There was widespread incredulity last week when Senior Minister of State for Education Indranee Rajah declared that tuition is unnecessary.
Responding to a question in Parliament on the "shadow education system" and its impact, she said: "Our education system is run on the basis that tuition is not necessary. Some parents believe they can give their children an added advantage by sending them to tuition classes, even though their children are doing reasonably well. We cannot stop them from doing so."
The parents who spend US$680 million (S$848 million) each year (according to a 2012 Asian Development Bank report on tuition) on private tuition for their children here clearly think that tuition isn't unnecessary.

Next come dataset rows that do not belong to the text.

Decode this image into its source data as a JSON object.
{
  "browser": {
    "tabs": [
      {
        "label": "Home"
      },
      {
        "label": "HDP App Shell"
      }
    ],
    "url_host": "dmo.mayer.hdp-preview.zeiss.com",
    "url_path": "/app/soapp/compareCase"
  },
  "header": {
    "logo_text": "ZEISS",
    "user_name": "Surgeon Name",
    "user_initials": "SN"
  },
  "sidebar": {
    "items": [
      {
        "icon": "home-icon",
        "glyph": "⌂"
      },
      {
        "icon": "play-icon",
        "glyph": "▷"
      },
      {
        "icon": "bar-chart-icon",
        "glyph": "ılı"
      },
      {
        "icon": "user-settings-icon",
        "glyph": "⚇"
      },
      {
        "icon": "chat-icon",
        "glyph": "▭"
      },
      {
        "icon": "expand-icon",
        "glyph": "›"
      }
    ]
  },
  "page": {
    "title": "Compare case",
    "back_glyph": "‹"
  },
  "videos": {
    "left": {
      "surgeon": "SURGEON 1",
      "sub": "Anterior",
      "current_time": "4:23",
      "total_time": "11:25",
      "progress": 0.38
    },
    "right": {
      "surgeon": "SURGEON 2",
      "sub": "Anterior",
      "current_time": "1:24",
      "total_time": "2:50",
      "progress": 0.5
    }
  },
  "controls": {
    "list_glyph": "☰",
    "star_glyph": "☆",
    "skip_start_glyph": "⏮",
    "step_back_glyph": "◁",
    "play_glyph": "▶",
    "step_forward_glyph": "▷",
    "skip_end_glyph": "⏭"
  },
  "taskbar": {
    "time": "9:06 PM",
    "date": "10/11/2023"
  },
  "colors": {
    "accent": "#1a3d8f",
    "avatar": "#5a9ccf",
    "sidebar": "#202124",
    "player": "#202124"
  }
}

Various polls suggest tuition prevalence here as anything from nearly half of households (a MasterCard survey on spending in April) to over 90 per cent of students (the Asian Development Bank report).
But in a way, Ms Indranee's view is internally consistent: the Ministry of Education (MOE) does not consider tuition necessary, so it designs its curriculum accordingly, and its teachers are expected to teach like there is no such thing as private tuition.

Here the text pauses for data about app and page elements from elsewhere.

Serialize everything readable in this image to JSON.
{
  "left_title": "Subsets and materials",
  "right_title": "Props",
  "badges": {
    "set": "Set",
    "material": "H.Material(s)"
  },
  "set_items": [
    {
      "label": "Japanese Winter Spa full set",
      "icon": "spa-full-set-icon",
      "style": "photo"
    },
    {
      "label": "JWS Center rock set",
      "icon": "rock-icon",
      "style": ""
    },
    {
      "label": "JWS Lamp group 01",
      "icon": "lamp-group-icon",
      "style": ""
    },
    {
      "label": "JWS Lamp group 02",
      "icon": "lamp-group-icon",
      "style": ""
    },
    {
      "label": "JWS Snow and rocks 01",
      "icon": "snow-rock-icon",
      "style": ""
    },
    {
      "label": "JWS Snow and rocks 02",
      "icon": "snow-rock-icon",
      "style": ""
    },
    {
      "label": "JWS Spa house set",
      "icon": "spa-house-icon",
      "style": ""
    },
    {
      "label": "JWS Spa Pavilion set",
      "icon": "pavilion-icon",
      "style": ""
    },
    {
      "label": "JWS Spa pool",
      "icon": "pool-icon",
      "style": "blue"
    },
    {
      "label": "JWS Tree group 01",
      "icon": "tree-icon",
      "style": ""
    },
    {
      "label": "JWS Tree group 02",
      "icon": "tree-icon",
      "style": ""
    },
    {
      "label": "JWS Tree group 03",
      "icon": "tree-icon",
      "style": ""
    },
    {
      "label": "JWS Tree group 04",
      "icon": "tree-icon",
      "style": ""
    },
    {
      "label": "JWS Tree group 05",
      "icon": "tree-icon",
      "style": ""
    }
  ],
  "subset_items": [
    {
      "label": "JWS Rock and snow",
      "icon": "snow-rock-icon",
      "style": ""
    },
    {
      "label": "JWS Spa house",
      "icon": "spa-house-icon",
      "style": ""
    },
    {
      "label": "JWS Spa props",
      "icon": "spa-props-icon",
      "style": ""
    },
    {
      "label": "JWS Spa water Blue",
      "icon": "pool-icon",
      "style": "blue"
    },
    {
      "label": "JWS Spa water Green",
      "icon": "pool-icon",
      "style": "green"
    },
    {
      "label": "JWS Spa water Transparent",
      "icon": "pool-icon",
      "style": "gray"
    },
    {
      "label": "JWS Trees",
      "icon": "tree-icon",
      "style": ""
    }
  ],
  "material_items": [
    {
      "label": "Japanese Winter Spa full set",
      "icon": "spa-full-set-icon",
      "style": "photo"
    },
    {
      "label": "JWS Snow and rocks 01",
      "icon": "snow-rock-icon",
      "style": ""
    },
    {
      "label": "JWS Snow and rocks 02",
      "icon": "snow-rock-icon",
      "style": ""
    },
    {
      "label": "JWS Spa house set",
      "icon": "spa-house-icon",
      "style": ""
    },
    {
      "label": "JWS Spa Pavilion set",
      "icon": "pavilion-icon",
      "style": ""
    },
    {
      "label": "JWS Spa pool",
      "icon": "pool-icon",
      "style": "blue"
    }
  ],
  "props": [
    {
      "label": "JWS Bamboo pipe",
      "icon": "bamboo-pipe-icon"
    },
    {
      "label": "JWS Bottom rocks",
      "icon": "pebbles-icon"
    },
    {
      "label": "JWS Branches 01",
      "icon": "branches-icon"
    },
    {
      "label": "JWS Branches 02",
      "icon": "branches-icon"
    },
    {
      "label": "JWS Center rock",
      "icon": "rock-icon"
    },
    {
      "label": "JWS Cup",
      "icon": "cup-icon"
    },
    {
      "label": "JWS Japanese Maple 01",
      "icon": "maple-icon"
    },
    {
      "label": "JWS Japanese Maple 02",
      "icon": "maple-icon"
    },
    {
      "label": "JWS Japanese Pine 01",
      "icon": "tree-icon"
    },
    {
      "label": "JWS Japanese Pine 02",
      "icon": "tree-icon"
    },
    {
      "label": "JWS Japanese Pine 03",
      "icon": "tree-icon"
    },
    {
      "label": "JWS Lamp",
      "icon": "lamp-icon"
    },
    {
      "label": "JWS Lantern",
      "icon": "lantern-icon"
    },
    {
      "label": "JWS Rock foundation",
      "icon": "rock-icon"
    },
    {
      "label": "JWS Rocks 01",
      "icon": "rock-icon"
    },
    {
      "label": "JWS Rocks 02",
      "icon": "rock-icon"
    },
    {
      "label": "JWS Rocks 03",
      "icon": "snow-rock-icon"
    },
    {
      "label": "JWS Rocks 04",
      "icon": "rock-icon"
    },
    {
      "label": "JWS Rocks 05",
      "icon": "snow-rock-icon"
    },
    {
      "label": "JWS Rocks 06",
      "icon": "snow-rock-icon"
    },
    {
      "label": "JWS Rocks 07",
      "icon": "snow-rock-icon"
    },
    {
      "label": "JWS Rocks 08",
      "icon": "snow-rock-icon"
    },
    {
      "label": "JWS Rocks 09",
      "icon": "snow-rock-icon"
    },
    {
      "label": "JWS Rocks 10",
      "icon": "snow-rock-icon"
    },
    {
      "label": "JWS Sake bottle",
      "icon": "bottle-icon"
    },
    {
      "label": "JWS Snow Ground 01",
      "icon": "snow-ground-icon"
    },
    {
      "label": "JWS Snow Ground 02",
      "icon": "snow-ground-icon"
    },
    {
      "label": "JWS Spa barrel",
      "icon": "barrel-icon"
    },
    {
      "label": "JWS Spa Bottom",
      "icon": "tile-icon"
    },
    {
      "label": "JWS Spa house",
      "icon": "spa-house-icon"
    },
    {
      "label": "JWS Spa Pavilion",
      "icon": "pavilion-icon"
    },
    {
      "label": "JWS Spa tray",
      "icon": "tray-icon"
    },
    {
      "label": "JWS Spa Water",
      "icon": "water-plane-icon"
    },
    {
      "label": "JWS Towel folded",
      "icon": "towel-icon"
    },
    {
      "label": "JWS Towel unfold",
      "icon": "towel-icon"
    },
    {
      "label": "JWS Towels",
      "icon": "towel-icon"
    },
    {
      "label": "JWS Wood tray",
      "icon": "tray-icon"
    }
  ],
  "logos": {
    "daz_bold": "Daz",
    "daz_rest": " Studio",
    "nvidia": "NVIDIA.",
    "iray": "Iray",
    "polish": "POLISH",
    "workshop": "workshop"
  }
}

Thinking within the box that says tuition is unnecessary leads to this rather ostrich-like way of tackling the issue: not needed, not an issue, go away.
How different it would be if the ministry could get out of its self-imposed box to contemplate: What is it about the education system that is making so many parents send their children for private tuition?

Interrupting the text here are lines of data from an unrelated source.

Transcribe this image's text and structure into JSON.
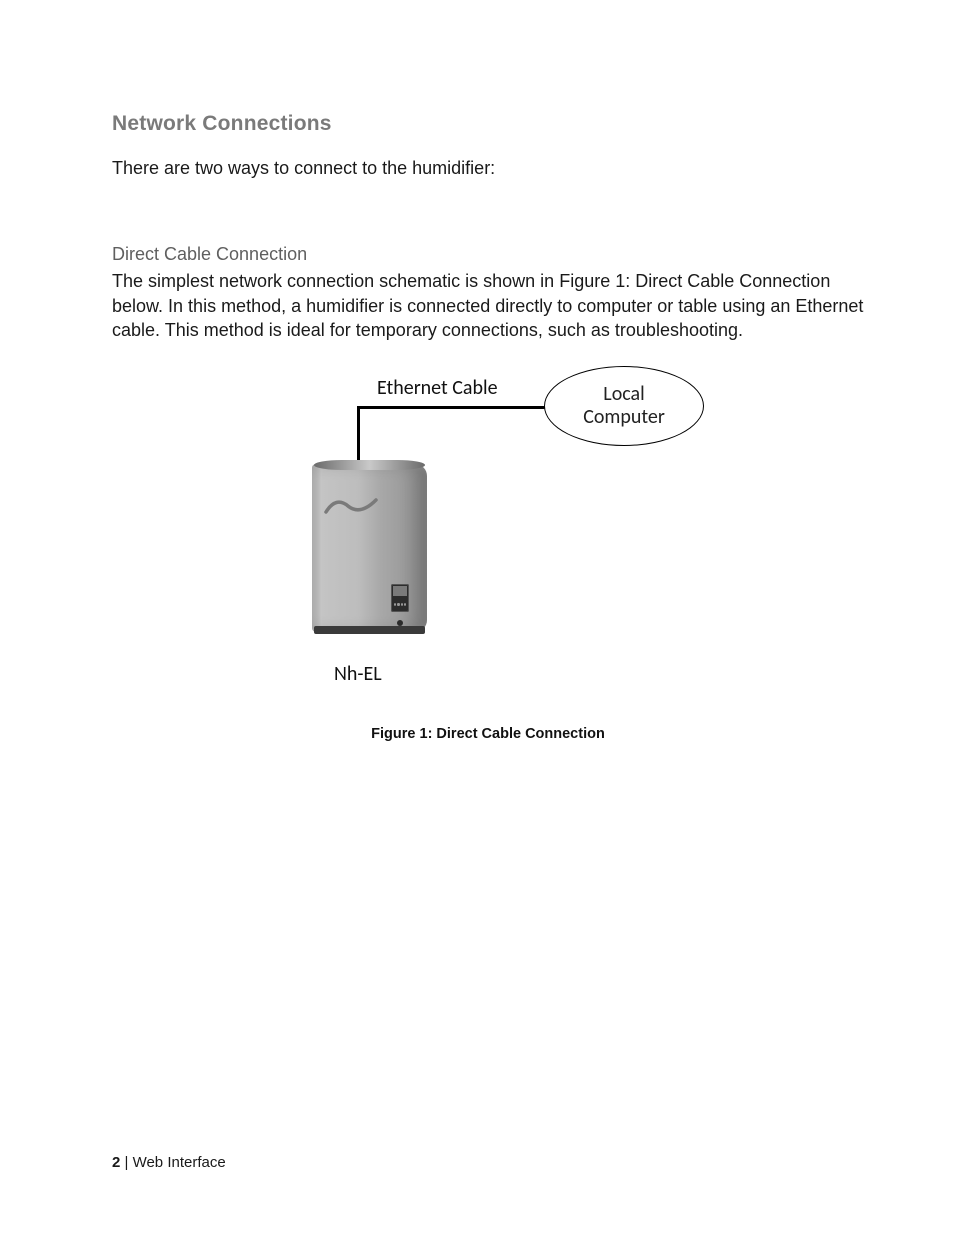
{
  "heading": "Network Connections",
  "intro": "There are two ways to connect to the humidifier:",
  "subsection": {
    "title": "Direct Cable Connection",
    "body": "The simplest network connection schematic is shown in Figure 1: Direct Cable Connection below.  In this method, a humidifier is connected directly to computer or table using an Ethernet cable.  This method is ideal for temporary connections, such as troubleshooting."
  },
  "figure": {
    "ethernet_label": "Ethernet Cable",
    "node_line1": "Local",
    "node_line2": "Computer",
    "device_label": "Nh-EL",
    "caption": "Figure 1: Direct Cable Connection"
  },
  "footer": {
    "page_number": "2",
    "separator": " | ",
    "section": "Web Interface"
  }
}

In fact, this was precisely what Nominated MP Janice Koh asked in Parliament: Whether more should be done to make tuition "less necessary and desirable" in Singapore, and if the ministry had data on tuition.